What Should Warehouse Investors Know About This Robotics SPAC?

Robotics company Berkshire Grey is the latest private company going public through a deal with a special purpose acquisition company (SPAC). It agreed to a transaction with Revolution Acceleration Acquisition Corp (NASDAQ: RAAC) to infuse it with cash and accelerate its expansion. The company has a significant growth opportunity ahead by providing solutions that automate warehouse and logistics fulfillment centers.

Big-time backers

Berkshire Grey, founded in 2013 by the former chief technology officer of leading home robotics company iRobot (NASDAQ: IRBT), develops integrated artificial intelligence (AI) and robotics solutions for e-commerce, retail replenishment, and logistics. The company's software and hardware automate the business operations of industrial real estate like warehouses and logistics fulfillment centers. Its products help retailers and logistics companies support the explosive growth of e-commerce.

Berkshire Grey's existing shareholders include well-known technology Khosla Ventures, New Enterprise Associates, Canaan Partners, and SoftBank Group, which are all rolling 100% of their equity in the combination with RAAC. Meanwhile, the company is bringing aboard several additional big-name investors via its SPAC deal, which includes a fully committed PIPE (private investing in public equity), anchored by Chamath Palihapitiya, founder and CEO of Social Capital, Hedosophia, and funds and accounts managed by BlackRock (NYSE: BLK).

In addition to bringing those new investors aboard, the SPAC deal will provide Berkshire Grey with $413 million in cash, which includes $165 million from the PIPE, boosting its cash position to $507 million. The transaction values the robotics company at $2.7 billion in equity, and it has no debt. As a result, it has a significant amount of financial flexibility to support its operations and capitalize on new and existing growth initiatives.

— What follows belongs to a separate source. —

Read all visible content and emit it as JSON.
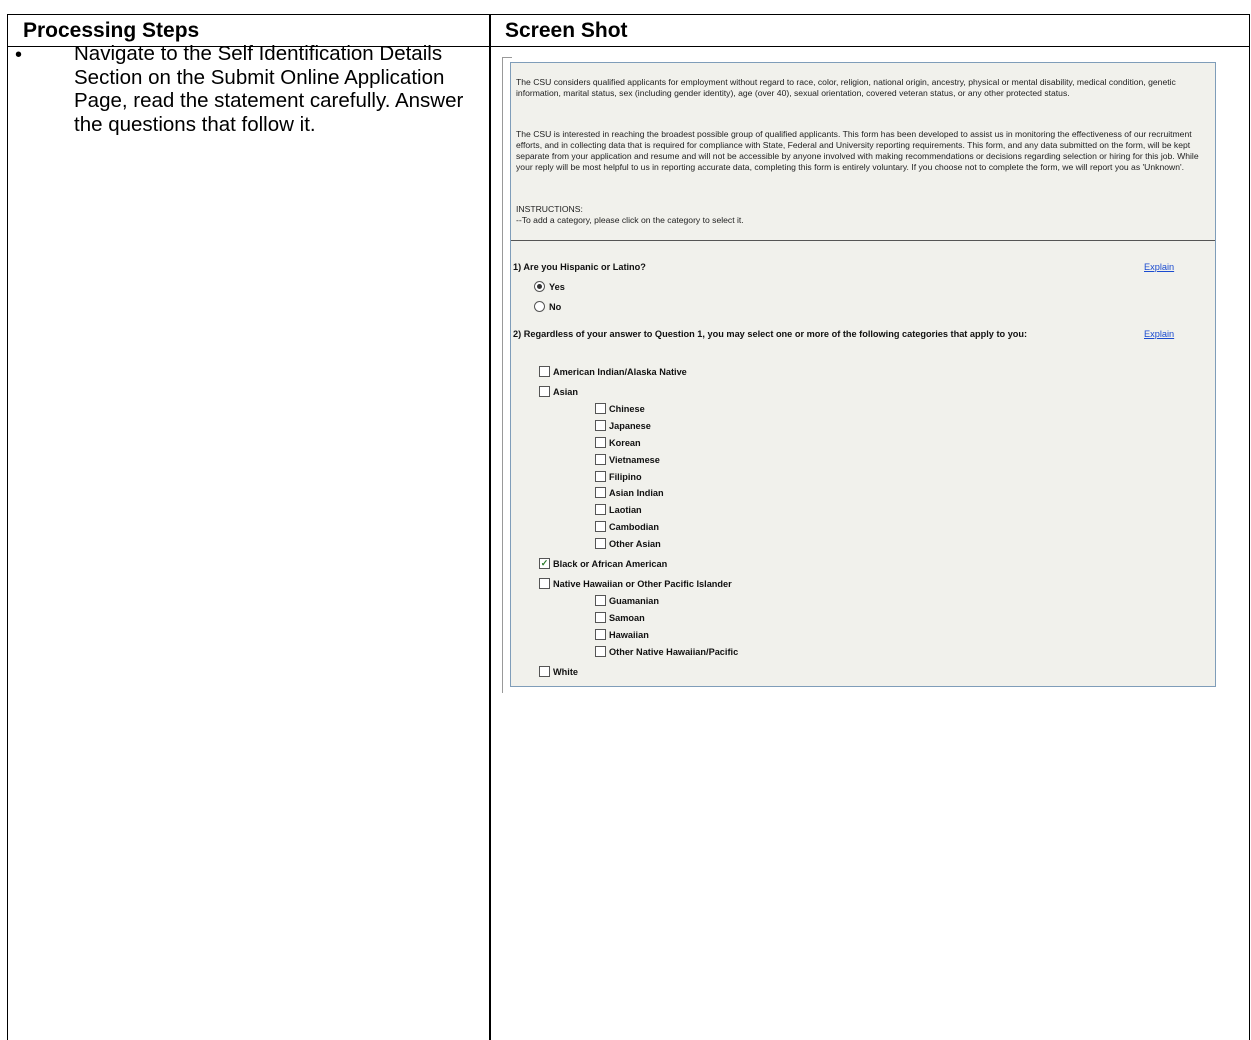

A massive opportunity set

Berkshire Grey provides retailers and logistics operators with robots, sensing systems, gripping systems, and machine vision systems to automate their warehouses and fulfillment centers. Companies that utilize its AI-enabled software and hardware solutions improve their operational efficiency to such an extent that most yield a return on their investment in as little as two to three years. Because of that, it has been growing at a brisk pace.

However, it still has a lot of room to run. The company estimates that only about 5% of warehouses are automated today. Meanwhile, the industrial industry is building more of them each day. According to an estimate by leading industrial REIT Prologis (NYSE: PLD), e-commerce companies require 1.2 million square feet of distribution for every $1 billion in sales. With online sales expected to grow at a brisk pace in the coming years, the U.S. alone could add as much as 1 billion additional feet of warehouse space by 2025, which is like replicating Prologis' entire global footprint in a few short years.

Berkshire Grey already has a strong order backlog and is in ongoing negotiations with multinational retail, e-commerce, and package logistics companies, giving it highly visible projected revenue through 2022. Meanwhile, it's growing its support operations to meet the increasing demand for its services and build new solutions to add additional value to its existing and future customers.

Bringing warehouses into the future

Berkshire Grey's robotics solutions are automating warehouses and fulfillment centers, enabling retailers and e-commerce companies to operate more efficiently and reducing their costs. That benefit is flowing down to the consumer via lower costs, faster shipping, and better selections, further accelerating the shift to shopping online. That will likely drive the need for even more warehouses in the future, which will benefit real estate investors focused on this sector.

Source: What Should Warehouse Investors Know About This Robotics SPAC?